That initial spark came on good news on the earnings front — Bank of America is performing very well right now.
However, while BofA is looking good on a performance front, and while BAC stock looks very cheap right now, whether Bank of America shares are a good investment right now actually comes down to things outside of BAC’s control.
Bank of America Earnings Show Major Improvement
Bank of America earnings came to 37 cents per share in the third quarter. This represents a massive reversal from last year’s loss, which came during a period in which BAC had to pay billions in a settlement with the U.S. government over mortgages.
On the flip side, revenue fell 2.4% year-over-year to $20.91 billion.
Nevertheless, BAC’s results were still better than expectations of $20.77 billion in revenue and an earnings of 33 cents per share.
Bank of America is performing very well in a tough environment for banking, thriving in areas of its business that it can control. For example, non-interest income increased 1.6% in the quarter to $11.2 billion. This is revenue created from trading equities and bonds, along with mortgage banking.
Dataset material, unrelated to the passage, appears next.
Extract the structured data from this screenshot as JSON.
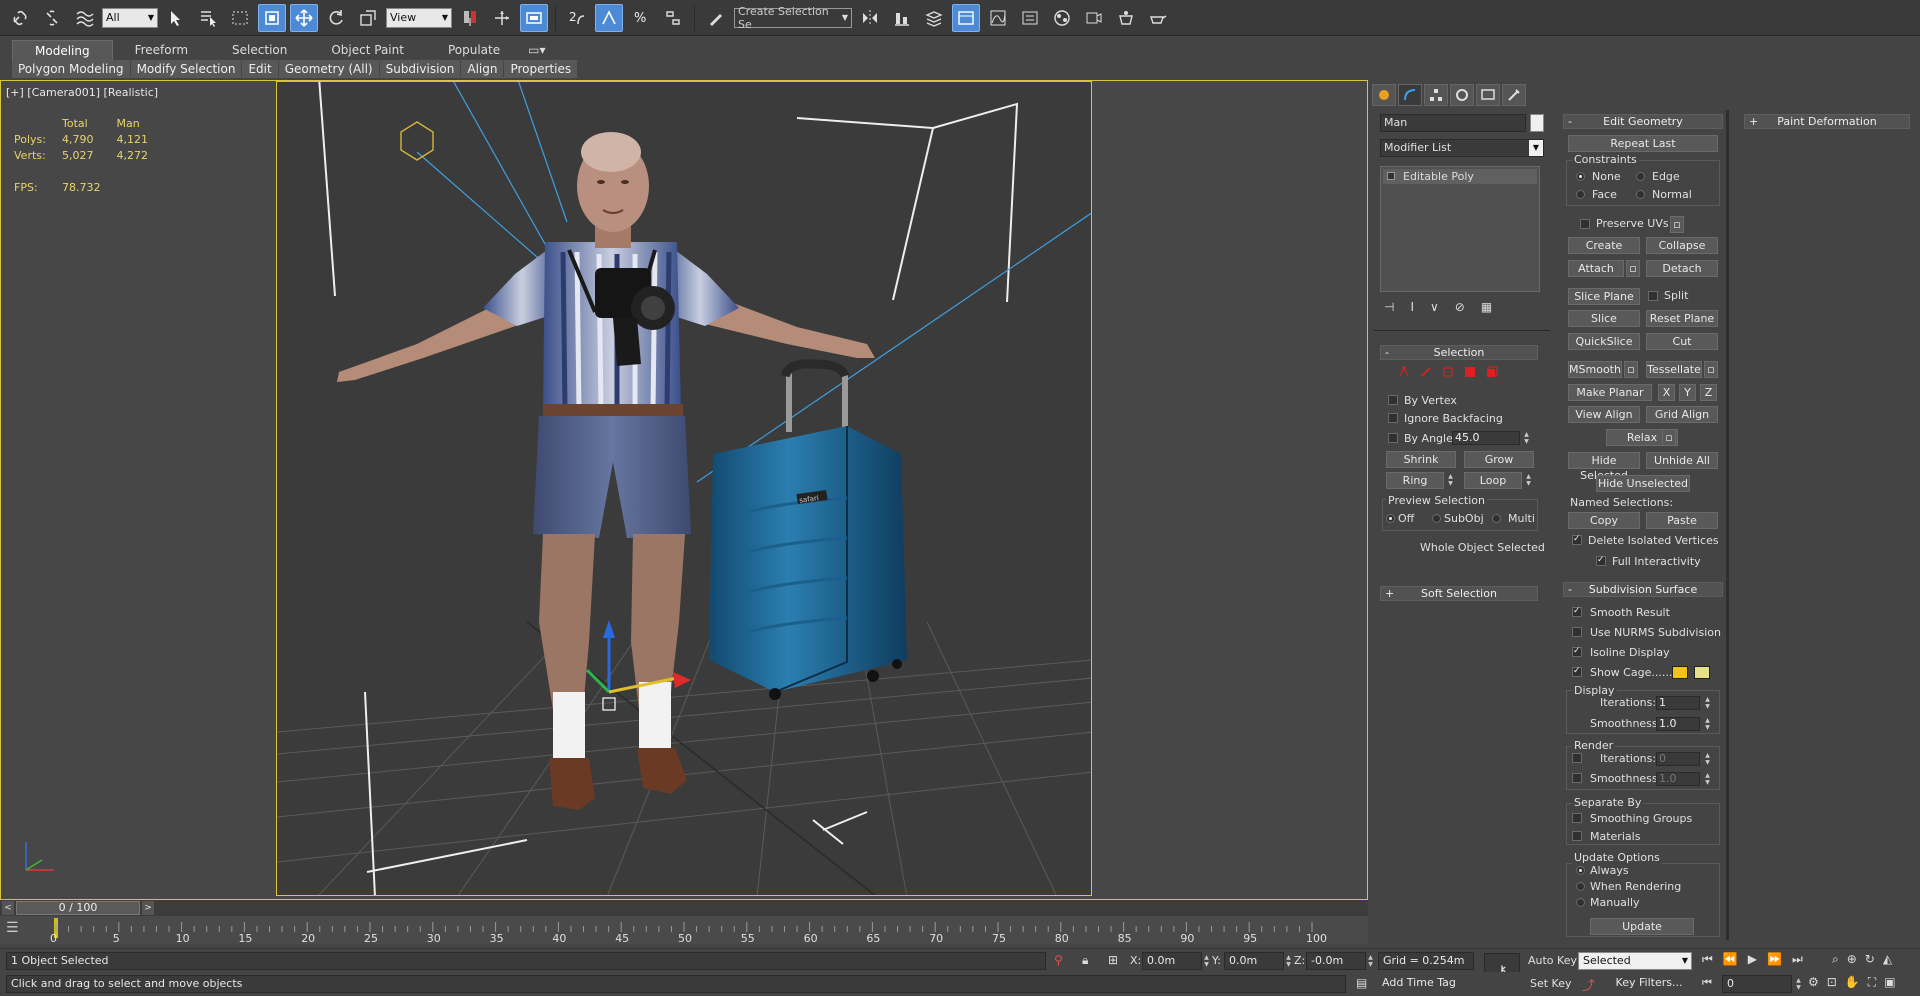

And What About BAC Stock?
As long as Bank of America is performing (and it is), BAC stock looks like an obvious buy at current prices well below book (0.7).
If we exclude legacy assets, BAC’s loans and leases rose by $19 billion from the second quarter to $729 billion. Further, client brokerage assets rose 8% to more than $117 billion.
However, despite these noted improvements, BAC’s total revenue still declined 2.4%. The reason was a 7% decline in net interest income to $9.7 billion, and the underlying reason for this decline is low interest rates.
In fact, low interest rates bring up the big unknown surrounding BAC stock, and all large financial institutions for that matter:
When will interest rates rise?
The Federal Reserve has long seemed to point for an interest rate hike from historic lows sometime this year, but with just a couple months left in this year, the Fed is running out of time. The Fed’s decision on interest rates is supposed to be independent of the stock market, and politics. Instead, the Fed looks at the strength of the U.S. economy, which for banks might not be a good thing.
On the same day that BAC announced earnings, JPMorgan cut its GDP growth outlook for the U.S. from 1.5% to 1%. And before that, Goldman Sachs lowered its outlook from 1.5% to 1.2%.
Therefore, if the Fed didn’t think the economy was strong enough last month for a rate hike, why would now?
All things considered, banks benefit from higher interest rates, with a 100-basis-point rise in interest rates able to create BAC an extra $4.5 billion in net interest income, according to Bank of America. Theoretically, the company would then return to overall revenue growth with higher interest rates. But if the Fed misses its 2015 goal, and low interest rates carry well into 2016, there’s a good chance that BAC stock will continue to trade where it is now.
As a result, it might be wise to wait until the Fed actually hikes interest rates before buying BAC stock. The reason is because BAC’s 1.3% dividend yield is not a big enough safety cushion while waiting for interest rates to rise. Once that hike occurs, BAC stock should surge as its net interest income rises and its non-interest income remains strong.
At that point, BAC is a growing company that’s trading well below its book value per share — and in a market that has risen 70% over the last five years, that kind of value is hard to find.
As of this writing, Brian Nichols did not hold a position in any of the aforementioned securities.